The emergence of antimicrobial resistance (AMR) creates “superbugs” that make treatment of basic infections difficult (and in some cases impossible) and surgery risky. And while the emergence of resistance in microorganisms is an ongoing phenomenon, its amplification and spread are the results of one thing: human behavior.

The WHO South-East Asia Region is particularly affected. As the risk assessments conducted by WHO have shown, the Region is probably the most at-risk part of the world. Not only does AMR affect the health and well-being of people in Indonesia, it also has ramifications for public health and general well-being. This makes the problem of immense global importance.

 


More info: https://www.balimedicaljournal.org/index.php/bmj/article/viewFile/1386/pdf
This page link: Fair Future Indonesia
Cover for Kawan Baik Indonesia
760
Kawan Baik Indonesia

Kawan Baik Indonesia

Organisasi nirlaba "Yayasan Kawan Baik Indonesia", berfokus pada penyediaan akses yang tepat untuk layanan kesehatan dan pendidikan bagi orang-orang yang kurang beruntung di Indonesia.

Comments Box SVG iconsUsed for the like, share, comment, and reaction icons
3 weeks ago
Kawan Baik Indonesia

Penyerahan bantuan dua unit stasiun cuci tangan kepada TP PKK Kabupaten Sumba Timur diserahterimakan kepada Ibu Dra. Merliaty Praing Simanjuntak, M.Si, selaku Ketua Tim Penggerak PKK dan disaksikan Bapak Bupati Drs. Khristofel Praing, M.Si.

Dipergunakan sebagai fasilitas pendukung taman baca dan bermain anak, dan penempatan di Tugu Pahlawan Waingapu, Sumba Timur.

Sebagai bagian dari kampanye cuci tangan untuk penerapan pola hidup sehat dan penerapan protokol kesehatan terkait Covid-19.

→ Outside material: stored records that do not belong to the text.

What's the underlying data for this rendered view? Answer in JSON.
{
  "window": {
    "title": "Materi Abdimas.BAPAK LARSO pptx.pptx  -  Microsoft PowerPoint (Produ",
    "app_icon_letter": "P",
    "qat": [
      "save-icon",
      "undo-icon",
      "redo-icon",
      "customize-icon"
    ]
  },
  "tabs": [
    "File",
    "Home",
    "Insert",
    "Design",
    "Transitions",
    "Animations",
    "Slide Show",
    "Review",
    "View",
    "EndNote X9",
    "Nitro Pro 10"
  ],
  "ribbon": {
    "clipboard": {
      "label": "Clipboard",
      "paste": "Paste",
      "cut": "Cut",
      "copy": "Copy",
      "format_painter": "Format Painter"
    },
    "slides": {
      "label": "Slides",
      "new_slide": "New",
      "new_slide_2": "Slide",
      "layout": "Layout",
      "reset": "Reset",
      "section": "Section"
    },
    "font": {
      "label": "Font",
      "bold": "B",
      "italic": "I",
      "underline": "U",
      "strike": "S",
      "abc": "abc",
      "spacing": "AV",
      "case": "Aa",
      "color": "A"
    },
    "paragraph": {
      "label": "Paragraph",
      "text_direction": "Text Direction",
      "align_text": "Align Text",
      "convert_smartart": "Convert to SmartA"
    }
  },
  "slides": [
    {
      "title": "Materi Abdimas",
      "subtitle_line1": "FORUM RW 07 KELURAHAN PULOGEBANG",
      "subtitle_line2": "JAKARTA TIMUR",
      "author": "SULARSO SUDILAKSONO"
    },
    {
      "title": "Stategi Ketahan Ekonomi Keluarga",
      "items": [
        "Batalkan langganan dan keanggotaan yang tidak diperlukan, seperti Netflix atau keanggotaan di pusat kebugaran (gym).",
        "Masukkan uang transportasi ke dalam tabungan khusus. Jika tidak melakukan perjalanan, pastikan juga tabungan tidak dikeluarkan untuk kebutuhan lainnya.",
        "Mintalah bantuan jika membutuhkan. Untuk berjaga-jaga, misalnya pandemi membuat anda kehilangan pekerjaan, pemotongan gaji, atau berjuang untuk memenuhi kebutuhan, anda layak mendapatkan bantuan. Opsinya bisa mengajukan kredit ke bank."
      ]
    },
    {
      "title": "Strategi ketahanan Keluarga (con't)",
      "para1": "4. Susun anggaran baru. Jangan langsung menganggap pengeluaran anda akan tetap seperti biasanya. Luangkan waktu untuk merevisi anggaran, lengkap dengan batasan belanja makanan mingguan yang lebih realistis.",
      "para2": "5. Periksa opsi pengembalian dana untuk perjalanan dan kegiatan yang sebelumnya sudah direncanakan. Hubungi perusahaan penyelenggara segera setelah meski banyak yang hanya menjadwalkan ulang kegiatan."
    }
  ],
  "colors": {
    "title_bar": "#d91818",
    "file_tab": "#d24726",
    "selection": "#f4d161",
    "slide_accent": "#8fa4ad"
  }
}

#SumbaBangkit
#KawanBaikBerbagi
... See MoreSee Less

Penyerahan bantuan dua unit stasiun cuci tangan kepada TP PKK Kabupaten Sumba Timur diserahterimakan kepada Ibu Dra. Merliaty Praing Simanjuntak, M.Si, selaku Ketua Tim Penggerak PKK dan disaksikan Bapak Bupati Drs. Khristofel Praing, M.Si.

Dipergunakan sebagai fasilitas pendukung taman baca dan bermain anak, dan penempatan di Tugu Pahlawan Waingapu, Sumba Timur.

Sebagai bagian dari kampanye cuci tangan untuk penerapan pola hidup sehat dan penerapan protokol kesehatan terkait Covid-19.

#SumbaBangkit
#KawanBaikBerbagi
Load some more here!

Would you like to become a volunteer?

Apply today and let's make great things together

Giving some of my time for a field mission is something I want to do. I don’t mind living far from everything and without comfort. Living an authentic and unique experience with people living in rural areas of eastern Indonesia is an idea that I really like. Fair Future can only function with generous volunteers who give of their time. Volunteering your skills and your time allows you to make a direct contribution to the Foundation’s efforts. In the field, in the administrative, educational field… Your volunteering will also give you a natural feeling of accomplishment and will give you the impression of having really made a difference, with us!

Join Fair Future team nowContact Fair Future